DATA RECORDS:
--- START ---
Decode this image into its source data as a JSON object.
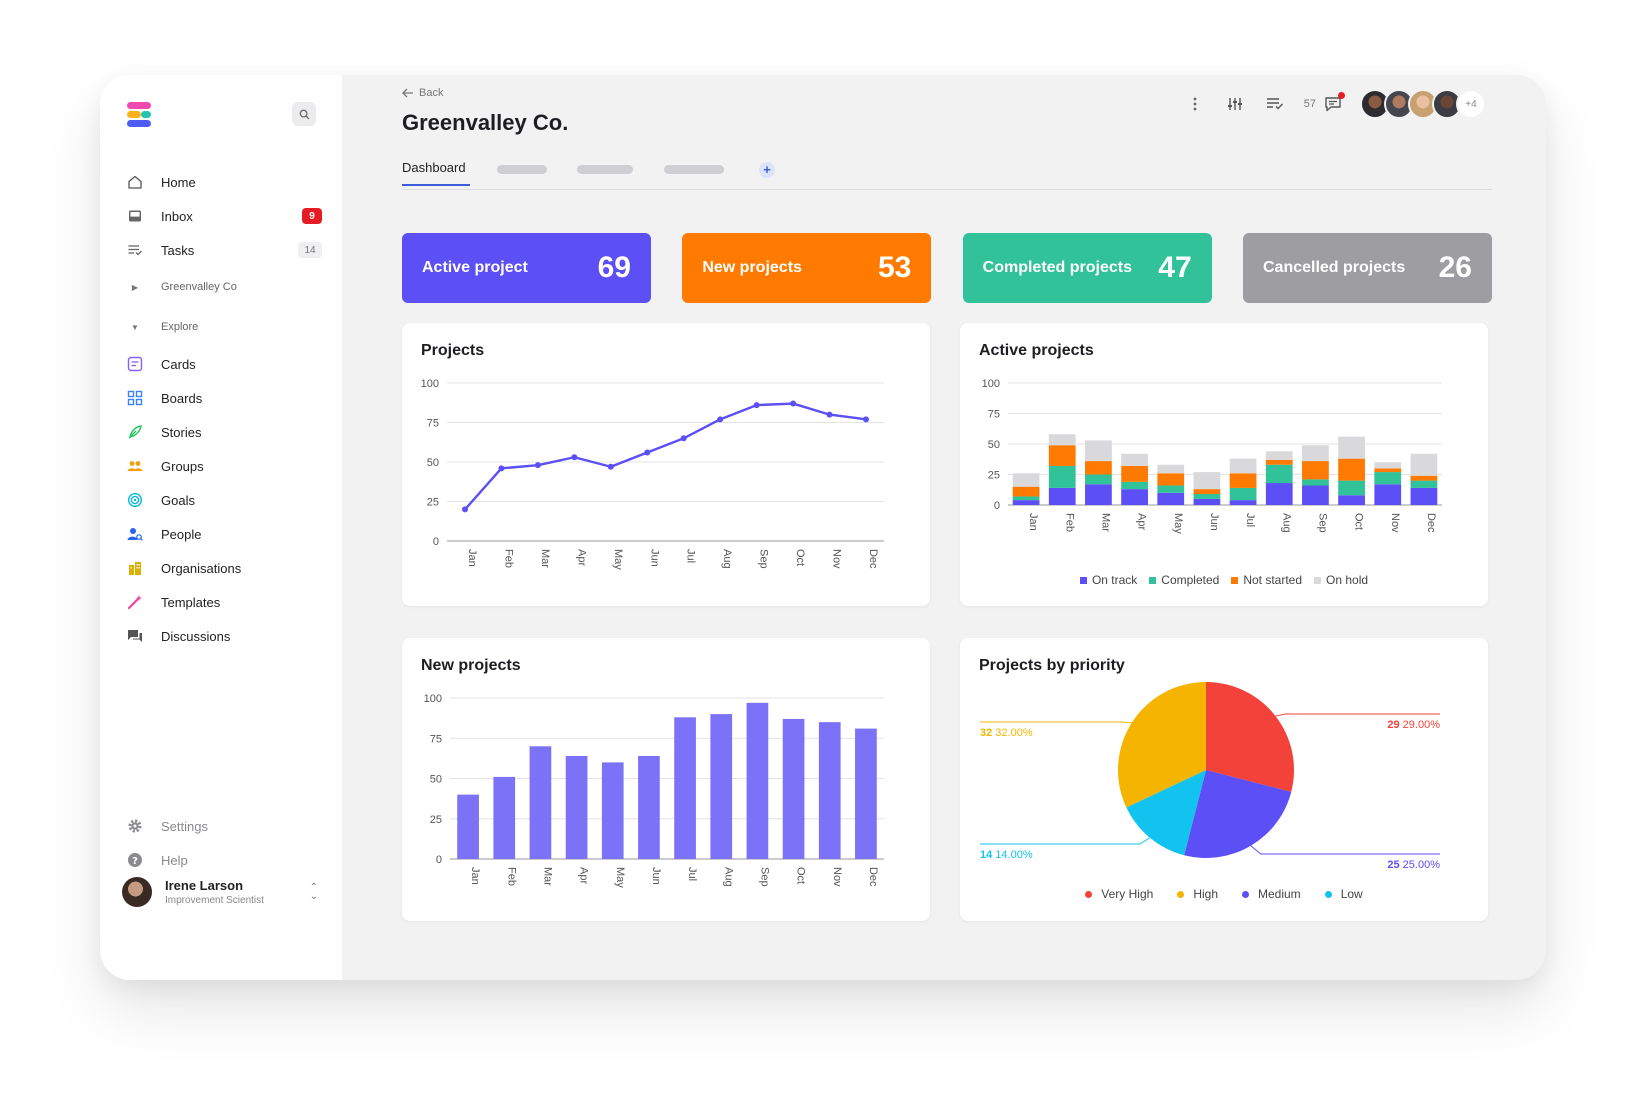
{
  "sidebar": {
    "nav": [
      {
        "label": "Home",
        "icon": "home-icon"
      },
      {
        "label": "Inbox",
        "icon": "inbox-icon",
        "badge": "9"
      },
      {
        "label": "Tasks",
        "icon": "tasks-icon",
        "badge": "14"
      }
    ],
    "workspace_section": "Greenvalley Co",
    "explore_section": "Explore",
    "explore": [
      {
        "label": "Cards",
        "icon": "cards-icon",
        "color": "#8b5cf6"
      },
      {
        "label": "Boards",
        "icon": "boards-icon",
        "color": "#3b82f6"
      },
      {
        "label": "Stories",
        "icon": "stories-icon",
        "color": "#22c55e"
      },
      {
        "label": "Groups",
        "icon": "groups-icon",
        "color": "#f59e0b"
      },
      {
        "label": "Goals",
        "icon": "goals-icon",
        "color": "#06b6d4"
      },
      {
        "label": "People",
        "icon": "people-icon",
        "color": "#2563eb"
      },
      {
        "label": "Organisations",
        "icon": "organisations-icon",
        "color": "#d9b200"
      },
      {
        "label": "Templates",
        "icon": "templates-icon",
        "color": "#ec4899"
      },
      {
        "label": "Discussions",
        "icon": "discussions-icon",
        "color": "#555555"
      }
    ],
    "settings_label": "Settings",
    "help_label": "Help",
    "user": {
      "name": "Irene Larson",
      "role": "Improvement Scientist"
    }
  },
  "header": {
    "back_label": "Back",
    "title": "Greenvalley Co.",
    "notification_count": "57",
    "more_avatars": "+4"
  },
  "tabs": {
    "active": "Dashboard",
    "add": "+"
  },
  "stats": [
    {
      "label": "Active project",
      "value": "69",
      "color": "#5b4ff5"
    },
    {
      "label": "New projects",
      "value": "53",
      "color": "#ff7a00"
    },
    {
      "label": "Completed projects",
      "value": "47",
      "color": "#32c29a"
    },
    {
      "label": "Cancelled projects",
      "value": "26",
      "color": "#9e9ea2"
    }
  ],
  "chart_data": [
    {
      "type": "line",
      "title": "Projects",
      "categories": [
        "Jan",
        "Feb",
        "Mar",
        "Apr",
        "May",
        "Jun",
        "Jul",
        "Aug",
        "Sep",
        "Oct",
        "Nov",
        "Dec"
      ],
      "values": [
        20,
        46,
        48,
        53,
        47,
        56,
        65,
        77,
        86,
        87,
        80,
        77
      ],
      "ylim": [
        0,
        100
      ],
      "yticks": [
        0,
        25,
        50,
        75,
        100
      ],
      "color": "#5b4ff5",
      "grid": true
    },
    {
      "type": "bar",
      "stacked": true,
      "title": "Active projects",
      "categories": [
        "Jan",
        "Feb",
        "Mar",
        "Apr",
        "May",
        "Jun",
        "Jul",
        "Aug",
        "Sep",
        "Oct",
        "Nov",
        "Dec"
      ],
      "ylim": [
        0,
        100
      ],
      "yticks": [
        0,
        25,
        50,
        75,
        100
      ],
      "legend_position": "bottom",
      "series": [
        {
          "name": "On track",
          "color": "#5b4ff5",
          "values": [
            4,
            14,
            17,
            13,
            10,
            5,
            4,
            18,
            16,
            8,
            17,
            14
          ]
        },
        {
          "name": "Completed",
          "color": "#32c29a",
          "values": [
            3,
            18,
            8,
            6,
            6,
            4,
            10,
            15,
            5,
            12,
            10,
            6
          ]
        },
        {
          "name": "Not started",
          "color": "#ff7a00",
          "values": [
            8,
            17,
            11,
            13,
            10,
            4,
            12,
            4,
            15,
            18,
            3,
            4
          ]
        },
        {
          "name": "On hold",
          "color": "#d9d9db",
          "values": [
            11,
            9,
            17,
            10,
            7,
            14,
            12,
            7,
            13,
            18,
            5,
            18
          ]
        }
      ],
      "grid": true
    },
    {
      "type": "bar",
      "title": "New projects",
      "categories": [
        "Jan",
        "Feb",
        "Mar",
        "Apr",
        "May",
        "Jun",
        "Jul",
        "Aug",
        "Sep",
        "Oct",
        "Nov",
        "Dec"
      ],
      "values": [
        40,
        51,
        70,
        64,
        60,
        64,
        88,
        90,
        97,
        87,
        85,
        81
      ],
      "ylim": [
        0,
        100
      ],
      "yticks": [
        0,
        25,
        50,
        75,
        100
      ],
      "color": "#7b72f7",
      "grid": true
    },
    {
      "type": "pie",
      "title": "Projects by priority",
      "legend_position": "bottom",
      "slices": [
        {
          "name": "Very High",
          "value": 29,
          "percent": "29.00%",
          "color": "#f2423a",
          "side": "right"
        },
        {
          "name": "Medium",
          "value": 25,
          "percent": "25.00%",
          "color": "#5b4ff5",
          "side": "right"
        },
        {
          "name": "Low",
          "value": 14,
          "percent": "14.00%",
          "color": "#12c3f0",
          "side": "left"
        },
        {
          "name": "High",
          "value": 32,
          "percent": "32.00%",
          "color": "#f5b400",
          "side": "left"
        }
      ],
      "legend_order": [
        "Very High",
        "High",
        "Medium",
        "Low"
      ]
    }
  ]
}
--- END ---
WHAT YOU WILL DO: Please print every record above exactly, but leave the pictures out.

SOLUTION BELOW:
Decode this image into its source data as a JSON object.
{
  "sidebar": {
    "nav": [
      {
        "label": "Home",
        "icon": "home-icon"
      },
      {
        "label": "Inbox",
        "icon": "inbox-icon",
        "badge": "9"
      },
      {
        "label": "Tasks",
        "icon": "tasks-icon",
        "badge": "14"
      }
    ],
    "workspace_section": "Greenvalley Co",
    "explore_section": "Explore",
    "explore": [
      {
        "label": "Cards",
        "icon": "cards-icon",
        "color": "#8b5cf6"
      },
      {
        "label": "Boards",
        "icon": "boards-icon",
        "color": "#3b82f6"
      },
      {
        "label": "Stories",
        "icon": "stories-icon",
        "color": "#22c55e"
      },
      {
        "label": "Groups",
        "icon": "groups-icon",
        "color": "#f59e0b"
      },
      {
        "label": "Goals",
        "icon": "goals-icon",
        "color": "#06b6d4"
      },
      {
        "label": "People",
        "icon": "people-icon",
        "color": "#2563eb"
      },
      {
        "label": "Organisations",
        "icon": "organisations-icon",
        "color": "#d9b200"
      },
      {
        "label": "Templates",
        "icon": "templates-icon",
        "color": "#ec4899"
      },
      {
        "label": "Discussions",
        "icon": "discussions-icon",
        "color": "#555555"
      }
    ],
    "settings_label": "Settings",
    "help_label": "Help",
    "user": {
      "name": "Irene Larson",
      "role": "Improvement Scientist"
    }
  },
  "header": {
    "back_label": "Back",
    "title": "Greenvalley Co.",
    "notification_count": "57",
    "more_avatars": "+4"
  },
  "tabs": {
    "active": "Dashboard",
    "add": "+"
  },
  "stats": [
    {
      "label": "Active project",
      "value": "69",
      "color": "#5b4ff5"
    },
    {
      "label": "New projects",
      "value": "53",
      "color": "#ff7a00"
    },
    {
      "label": "Completed projects",
      "value": "47",
      "color": "#32c29a"
    },
    {
      "label": "Cancelled projects",
      "value": "26",
      "color": "#9e9ea2"
    }
  ],
  "chart_data": [
    {
      "type": "line",
      "title": "Projects",
      "categories": [
        "Jan",
        "Feb",
        "Mar",
        "Apr",
        "May",
        "Jun",
        "Jul",
        "Aug",
        "Sep",
        "Oct",
        "Nov",
        "Dec"
      ],
      "values": [
        20,
        46,
        48,
        53,
        47,
        56,
        65,
        77,
        86,
        87,
        80,
        77
      ],
      "ylim": [
        0,
        100
      ],
      "yticks": [
        0,
        25,
        50,
        75,
        100
      ],
      "color": "#5b4ff5",
      "grid": true
    },
    {
      "type": "bar",
      "stacked": true,
      "title": "Active projects",
      "categories": [
        "Jan",
        "Feb",
        "Mar",
        "Apr",
        "May",
        "Jun",
        "Jul",
        "Aug",
        "Sep",
        "Oct",
        "Nov",
        "Dec"
      ],
      "ylim": [
        0,
        100
      ],
      "yticks": [
        0,
        25,
        50,
        75,
        100
      ],
      "legend_position": "bottom",
      "series": [
        {
          "name": "On track",
          "color": "#5b4ff5",
          "values": [
            4,
            14,
            17,
            13,
            10,
            5,
            4,
            18,
            16,
            8,
            17,
            14
          ]
        },
        {
          "name": "Completed",
          "color": "#32c29a",
          "values": [
            3,
            18,
            8,
            6,
            6,
            4,
            10,
            15,
            5,
            12,
            10,
            6
          ]
        },
        {
          "name": "Not started",
          "color": "#ff7a00",
          "values": [
            8,
            17,
            11,
            13,
            10,
            4,
            12,
            4,
            15,
            18,
            3,
            4
          ]
        },
        {
          "name": "On hold",
          "color": "#d9d9db",
          "values": [
            11,
            9,
            17,
            10,
            7,
            14,
            12,
            7,
            13,
            18,
            5,
            18
          ]
        }
      ],
      "grid": true
    },
    {
      "type": "bar",
      "title": "New projects",
      "categories": [
        "Jan",
        "Feb",
        "Mar",
        "Apr",
        "May",
        "Jun",
        "Jul",
        "Aug",
        "Sep",
        "Oct",
        "Nov",
        "Dec"
      ],
      "values": [
        40,
        51,
        70,
        64,
        60,
        64,
        88,
        90,
        97,
        87,
        85,
        81
      ],
      "ylim": [
        0,
        100
      ],
      "yticks": [
        0,
        25,
        50,
        75,
        100
      ],
      "color": "#7b72f7",
      "grid": true
    },
    {
      "type": "pie",
      "title": "Projects by priority",
      "legend_position": "bottom",
      "slices": [
        {
          "name": "Very High",
          "value": 29,
          "percent": "29.00%",
          "color": "#f2423a",
          "side": "right"
        },
        {
          "name": "Medium",
          "value": 25,
          "percent": "25.00%",
          "color": "#5b4ff5",
          "side": "right"
        },
        {
          "name": "Low",
          "value": 14,
          "percent": "14.00%",
          "color": "#12c3f0",
          "side": "left"
        },
        {
          "name": "High",
          "value": 32,
          "percent": "32.00%",
          "color": "#f5b400",
          "side": "left"
        }
      ],
      "legend_order": [
        "Very High",
        "High",
        "Medium",
        "Low"
      ]
    }
  ]
}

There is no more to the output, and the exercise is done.